Strescon teamed up with American Steel & Precast Erectors (ASPE) for the installation and grouting. ASPE was on-site on May 14th, 2018, and completed the installation scope by mid-August, 2018. The supporting structure was primarily CMU block with select areas of structural steel. Strescon and ASPE worked closely with Callahan and the other trades to coordinate the precast sequencing to finish ahead of schedule. The hotel is expected to open to the public in late 2019.
A Civil Action
According to Hickey, the site of the hotel has an infamous past. He explains, “the property was once home to chemical manufacturer W.R. Grace and was the basis for the movie A Civil Action.” Grace was part of a lawsuit filed by families who lived adjacent to the toxic waste dump. They alleged chemical runoff from the property polluted two East Woburn water wells, causing leukemia-related deaths in the early 1980s.
At the time, the result was the most expensive chemical cleanup in history. Fast forward to today and city officials believe the development will finally transform the site into a more positive legacy.
Vacant since 2006, when the long-abandoned W.R. Grace building was razed, the 12-acre site is now home to a newly opened Red Robin restaurant. The burger chain is the first completed portion of the $55 million Woburn Landing project. A Chick-fil-A and a third restaurant as well as the new hotel are all expected to be completed in the Fall of 2019.

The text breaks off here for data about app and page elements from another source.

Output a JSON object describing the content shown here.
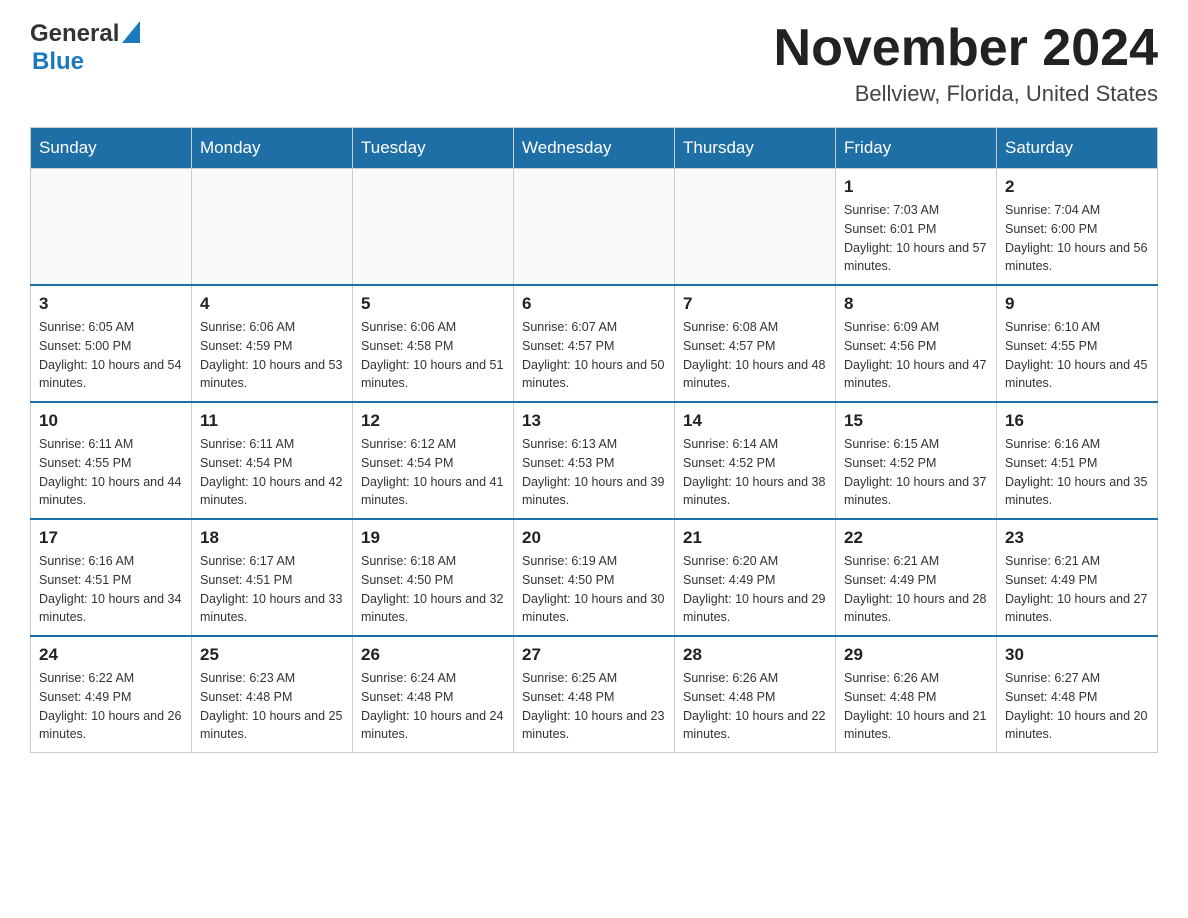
{
  "header": {
    "logo_general": "General",
    "logo_blue": "Blue",
    "month_title": "November 2024",
    "location": "Bellview, Florida, United States"
  },
  "weekdays": [
    "Sunday",
    "Monday",
    "Tuesday",
    "Wednesday",
    "Thursday",
    "Friday",
    "Saturday"
  ],
  "weeks": [
    [
      {
        "day": "",
        "info": ""
      },
      {
        "day": "",
        "info": ""
      },
      {
        "day": "",
        "info": ""
      },
      {
        "day": "",
        "info": ""
      },
      {
        "day": "",
        "info": ""
      },
      {
        "day": "1",
        "info": "Sunrise: 7:03 AM\nSunset: 6:01 PM\nDaylight: 10 hours and 57 minutes."
      },
      {
        "day": "2",
        "info": "Sunrise: 7:04 AM\nSunset: 6:00 PM\nDaylight: 10 hours and 56 minutes."
      }
    ],
    [
      {
        "day": "3",
        "info": "Sunrise: 6:05 AM\nSunset: 5:00 PM\nDaylight: 10 hours and 54 minutes."
      },
      {
        "day": "4",
        "info": "Sunrise: 6:06 AM\nSunset: 4:59 PM\nDaylight: 10 hours and 53 minutes."
      },
      {
        "day": "5",
        "info": "Sunrise: 6:06 AM\nSunset: 4:58 PM\nDaylight: 10 hours and 51 minutes."
      },
      {
        "day": "6",
        "info": "Sunrise: 6:07 AM\nSunset: 4:57 PM\nDaylight: 10 hours and 50 minutes."
      },
      {
        "day": "7",
        "info": "Sunrise: 6:08 AM\nSunset: 4:57 PM\nDaylight: 10 hours and 48 minutes."
      },
      {
        "day": "8",
        "info": "Sunrise: 6:09 AM\nSunset: 4:56 PM\nDaylight: 10 hours and 47 minutes."
      },
      {
        "day": "9",
        "info": "Sunrise: 6:10 AM\nSunset: 4:55 PM\nDaylight: 10 hours and 45 minutes."
      }
    ],
    [
      {
        "day": "10",
        "info": "Sunrise: 6:11 AM\nSunset: 4:55 PM\nDaylight: 10 hours and 44 minutes."
      },
      {
        "day": "11",
        "info": "Sunrise: 6:11 AM\nSunset: 4:54 PM\nDaylight: 10 hours and 42 minutes."
      },
      {
        "day": "12",
        "info": "Sunrise: 6:12 AM\nSunset: 4:54 PM\nDaylight: 10 hours and 41 minutes."
      },
      {
        "day": "13",
        "info": "Sunrise: 6:13 AM\nSunset: 4:53 PM\nDaylight: 10 hours and 39 minutes."
      },
      {
        "day": "14",
        "info": "Sunrise: 6:14 AM\nSunset: 4:52 PM\nDaylight: 10 hours and 38 minutes."
      },
      {
        "day": "15",
        "info": "Sunrise: 6:15 AM\nSunset: 4:52 PM\nDaylight: 10 hours and 37 minutes."
      },
      {
        "day": "16",
        "info": "Sunrise: 6:16 AM\nSunset: 4:51 PM\nDaylight: 10 hours and 35 minutes."
      }
    ],
    [
      {
        "day": "17",
        "info": "Sunrise: 6:16 AM\nSunset: 4:51 PM\nDaylight: 10 hours and 34 minutes."
      },
      {
        "day": "18",
        "info": "Sunrise: 6:17 AM\nSunset: 4:51 PM\nDaylight: 10 hours and 33 minutes."
      },
      {
        "day": "19",
        "info": "Sunrise: 6:18 AM\nSunset: 4:50 PM\nDaylight: 10 hours and 32 minutes."
      },
      {
        "day": "20",
        "info": "Sunrise: 6:19 AM\nSunset: 4:50 PM\nDaylight: 10 hours and 30 minutes."
      },
      {
        "day": "21",
        "info": "Sunrise: 6:20 AM\nSunset: 4:49 PM\nDaylight: 10 hours and 29 minutes."
      },
      {
        "day": "22",
        "info": "Sunrise: 6:21 AM\nSunset: 4:49 PM\nDaylight: 10 hours and 28 minutes."
      },
      {
        "day": "23",
        "info": "Sunrise: 6:21 AM\nSunset: 4:49 PM\nDaylight: 10 hours and 27 minutes."
      }
    ],
    [
      {
        "day": "24",
        "info": "Sunrise: 6:22 AM\nSunset: 4:49 PM\nDaylight: 10 hours and 26 minutes."
      },
      {
        "day": "25",
        "info": "Sunrise: 6:23 AM\nSunset: 4:48 PM\nDaylight: 10 hours and 25 minutes."
      },
      {
        "day": "26",
        "info": "Sunrise: 6:24 AM\nSunset: 4:48 PM\nDaylight: 10 hours and 24 minutes."
      },
      {
        "day": "27",
        "info": "Sunrise: 6:25 AM\nSunset: 4:48 PM\nDaylight: 10 hours and 23 minutes."
      },
      {
        "day": "28",
        "info": "Sunrise: 6:26 AM\nSunset: 4:48 PM\nDaylight: 10 hours and 22 minutes."
      },
      {
        "day": "29",
        "info": "Sunrise: 6:26 AM\nSunset: 4:48 PM\nDaylight: 10 hours and 21 minutes."
      },
      {
        "day": "30",
        "info": "Sunrise: 6:27 AM\nSunset: 4:48 PM\nDaylight: 10 hours and 20 minutes."
      }
    ]
  ]
}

Before construction could begin on the parcel, the federal Superfund site had undergone more than two decades of government-mandated cleanup and remediation. All of the contaminated soil was removed, but some cleanup work will continue for at least the next 20 years, according to the US Environmental Protection Agency (EPA). A filtration system still treats ground water 30 feet below the surface to remove contaminants. The ongoing process is the responsibility of W.R. Grace.
“The former superfund site was thoroughly cleaned and capped, and the hotel design includes active monitoring as well as a below grade venting system,” said Hickey.
According to Hickey, additional training was part of the excavation and foundation phases. Callahan’s crews had to complete safety training and take necessary precautions for work around contaminated soil. “That probably contributed to the slowdown in the development process”, recalls Hickey.
Located just off the I-93/I-95 cloverleaf ramps, the site had attracted the attention of various developers over the years, but until now no project had moved forward.
Woburn stands to benefit from more than $1 million in projected annual tax revenue from the development as well as the creation of jobs, and road improvements. But the biggest impact is to take this site and put it into productive use and not have it be a constant reminder of Woburn’s history.
Homewood/Hampton now enjoys excellent fire resistance and sound attenuation in their new hotel. Despite the decades of work below grade, the hollowcore plank was quickly installed and eliminated the need for additional fireproofing, termite treatments, and requires little maintenance.